Many elegant mansions and haciendas remain, although falling plaster and peeling paint demonstrate not so much the city’s fallen stature, but the difficulty in maintaining these buildings in the tropics.
Visitors aren’t visiting Mexico so much as they are visiting the Yucatán.
It is helpful to view the city in its historic context.
Well before Mérida’s founding in 1542, this land was a large Mayan city called T’ho. When the Spanish arrived, they dismantled the pyramids and used its huge stones as the foundation for the Cathedral of San Ildefonso, the oldest cathedral on the continent. It remains today, on the city’s main plaza.
Also facing the plaza is the Casa de Montejo, built in 1542, which today houses a bank but is the former palace of Francisco de Montejo the Younger, son of the Adelantado Montejo, conqueror of Yucatán. Its facade is carved to depict giant Spanish warriors with their feet resting upon the heads of what are probably meant to represent Mayan Indians.
Not all remnants of ancient Mayan culture were destroyed and Mérida is a good base from which to explore what remains.
Architectural sites Chichen Itzá, about two hours east, and the Ruta Puuc and Uxmal, are about 90 minutes south. Chichen Itzá was voted one of the new Seven Wonders of the World in 2007.
About a half hour north is the port and beach resort of Progreso, a plain but well-loved cruise ship stop. To the west, the laid-back fishing village of Celestún remains unspoiled. Both sit on the Gulf of Mexico, whose coast is overshadowed by the upscale Riviera Maya resorts on the peninsula’s southern Caribbean coast.
Flury and her husband Sergio Terrazas also deal directly with native artisans to stock her shop, Alma Mexicana, with folk art.
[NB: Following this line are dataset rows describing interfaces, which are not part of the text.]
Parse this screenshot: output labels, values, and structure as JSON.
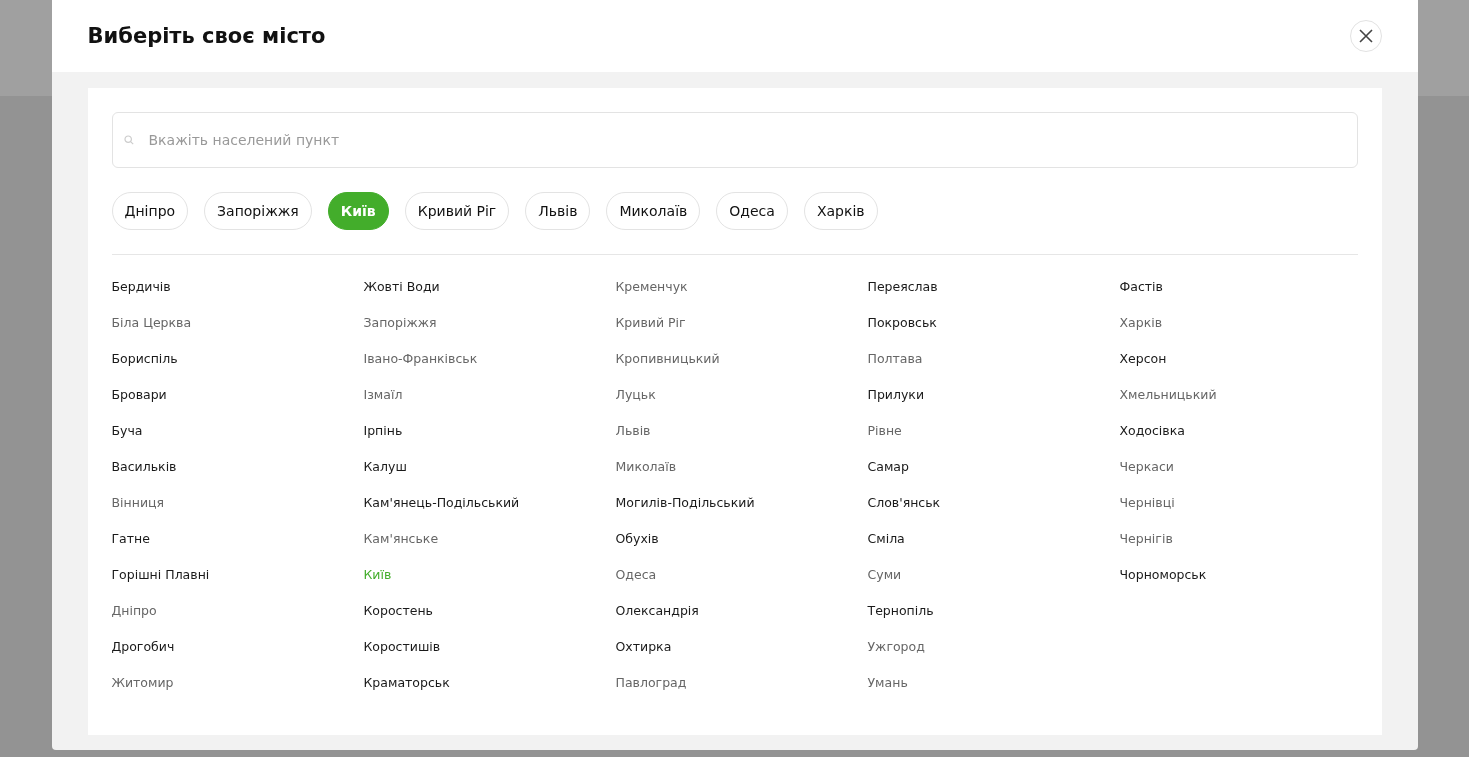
{
  "dialog": {
    "title": "Виберіть своє місто"
  },
  "search": {
    "placeholder": "Вкажіть населений пункт"
  },
  "quick_cities": [
    {
      "label": "Дніпро",
      "selected": false
    },
    {
      "label": "Запоріжжя",
      "selected": false
    },
    {
      "label": "Київ",
      "selected": true
    },
    {
      "label": "Кривий Ріг",
      "selected": false
    },
    {
      "label": "Львів",
      "selected": false
    },
    {
      "label": "Миколаїв",
      "selected": false
    },
    {
      "label": "Одеса",
      "selected": false
    },
    {
      "label": "Харків",
      "selected": false
    }
  ],
  "cities": [
    {
      "name": "Бердичів",
      "muted": false,
      "selected": false
    },
    {
      "name": "Біла Церква",
      "muted": true,
      "selected": false
    },
    {
      "name": "Бориспіль",
      "muted": false,
      "selected": false
    },
    {
      "name": "Бровари",
      "muted": false,
      "selected": false
    },
    {
      "name": "Буча",
      "muted": false,
      "selected": false
    },
    {
      "name": "Васильків",
      "muted": false,
      "selected": false
    },
    {
      "name": "Вінниця",
      "muted": true,
      "selected": false
    },
    {
      "name": "Гатне",
      "muted": false,
      "selected": false
    },
    {
      "name": "Горішні Плавні",
      "muted": false,
      "selected": false
    },
    {
      "name": "Дніпро",
      "muted": true,
      "selected": false
    },
    {
      "name": "Дрогобич",
      "muted": false,
      "selected": false
    },
    {
      "name": "Житомир",
      "muted": true,
      "selected": false
    },
    {
      "name": "Жовті Води",
      "muted": false,
      "selected": false
    },
    {
      "name": "Запоріжжя",
      "muted": true,
      "selected": false
    },
    {
      "name": "Івано-Франківськ",
      "muted": true,
      "selected": false
    },
    {
      "name": "Ізмаїл",
      "muted": true,
      "selected": false
    },
    {
      "name": "Ірпінь",
      "muted": false,
      "selected": false
    },
    {
      "name": "Калуш",
      "muted": false,
      "selected": false
    },
    {
      "name": "Кам'янець-Подільський",
      "muted": false,
      "selected": false
    },
    {
      "name": "Кам'янське",
      "muted": true,
      "selected": false
    },
    {
      "name": "Київ",
      "muted": true,
      "selected": true
    },
    {
      "name": "Коростень",
      "muted": false,
      "selected": false
    },
    {
      "name": "Коростишів",
      "muted": false,
      "selected": false
    },
    {
      "name": "Краматорськ",
      "muted": false,
      "selected": false
    },
    {
      "name": "Кременчук",
      "muted": true,
      "selected": false
    },
    {
      "name": "Кривий Ріг",
      "muted": true,
      "selected": false
    },
    {
      "name": "Кропивницький",
      "muted": true,
      "selected": false
    },
    {
      "name": "Луцьк",
      "muted": true,
      "selected": false
    },
    {
      "name": "Львів",
      "muted": true,
      "selected": false
    },
    {
      "name": "Миколаїв",
      "muted": true,
      "selected": false
    },
    {
      "name": "Могилів-Подільський",
      "muted": false,
      "selected": false
    },
    {
      "name": "Обухів",
      "muted": false,
      "selected": false
    },
    {
      "name": "Одеса",
      "muted": true,
      "selected": false
    },
    {
      "name": "Олександрія",
      "muted": false,
      "selected": false
    },
    {
      "name": "Охтирка",
      "muted": false,
      "selected": false
    },
    {
      "name": "Павлоград",
      "muted": true,
      "selected": false
    },
    {
      "name": "Переяслав",
      "muted": false,
      "selected": false
    },
    {
      "name": "Покровськ",
      "muted": false,
      "selected": false
    },
    {
      "name": "Полтава",
      "muted": true,
      "selected": false
    },
    {
      "name": "Прилуки",
      "muted": false,
      "selected": false
    },
    {
      "name": "Рівне",
      "muted": true,
      "selected": false
    },
    {
      "name": "Самар",
      "muted": false,
      "selected": false
    },
    {
      "name": "Слов'янськ",
      "muted": false,
      "selected": false
    },
    {
      "name": "Сміла",
      "muted": false,
      "selected": false
    },
    {
      "name": "Суми",
      "muted": true,
      "selected": false
    },
    {
      "name": "Тернопіль",
      "muted": false,
      "selected": false
    },
    {
      "name": "Ужгород",
      "muted": true,
      "selected": false
    },
    {
      "name": "Умань",
      "muted": true,
      "selected": false
    },
    {
      "name": "Фастів",
      "muted": false,
      "selected": false
    },
    {
      "name": "Харків",
      "muted": true,
      "selected": false
    },
    {
      "name": "Херсон",
      "muted": false,
      "selected": false
    },
    {
      "name": "Хмельницький",
      "muted": true,
      "selected": false
    },
    {
      "name": "Ходосівка",
      "muted": false,
      "selected": false
    },
    {
      "name": "Черкаси",
      "muted": true,
      "selected": false
    },
    {
      "name": "Чернівці",
      "muted": true,
      "selected": false
    },
    {
      "name": "Чернігів",
      "muted": true,
      "selected": false
    },
    {
      "name": "Чорноморськ",
      "muted": false,
      "selected": false
    }
  ]
}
Her expeditions take her into remote villages.
“Travel in Yucatán is pleasant and easy. The roads and highways are in excellent condition, well marked with signs for directions,” she says.
Vestiges of indigenous culture can be seen every day, in speech, dress and in the cuisine.
The mix is especially apparent in holidays like Hanal Pixan, a Mayan/Catholic Day of the Dead celebration, which is commemorated by elaborate altars that mingle crucifixes with skull decorations and offerings of food.
Yucatecan food blends Spanish, Caribbean and European influences and incorporates ingredients such as pumpkin seed powder, lime and local peppers such as Xcat Ik.
European travelers discovered Mérida years ago, but tourists from the United States are just starting to catch on. Cancun’s airport is increasingly a mere stopover to more satisfying destinations.
Continental Airlines flies nonstop from Houston to Merida’s tiny but modern airport, and from there it is a 20-minute taxi ride from the city center.
Flights to Houston from New York City are plentiful, and your layover in Texas will be made bearable with a better-than-average selection of airport restaurants, most notably a surprisingly good French Quarter-themed restaurant called Pappadeaux Seafood Kitchen.
If it’s cheaper, and it very well might be, take a flight to Cancún. Luxurious buses will get you to Merida in about four hours. The highway connecting the two cities is modern and well-maintained.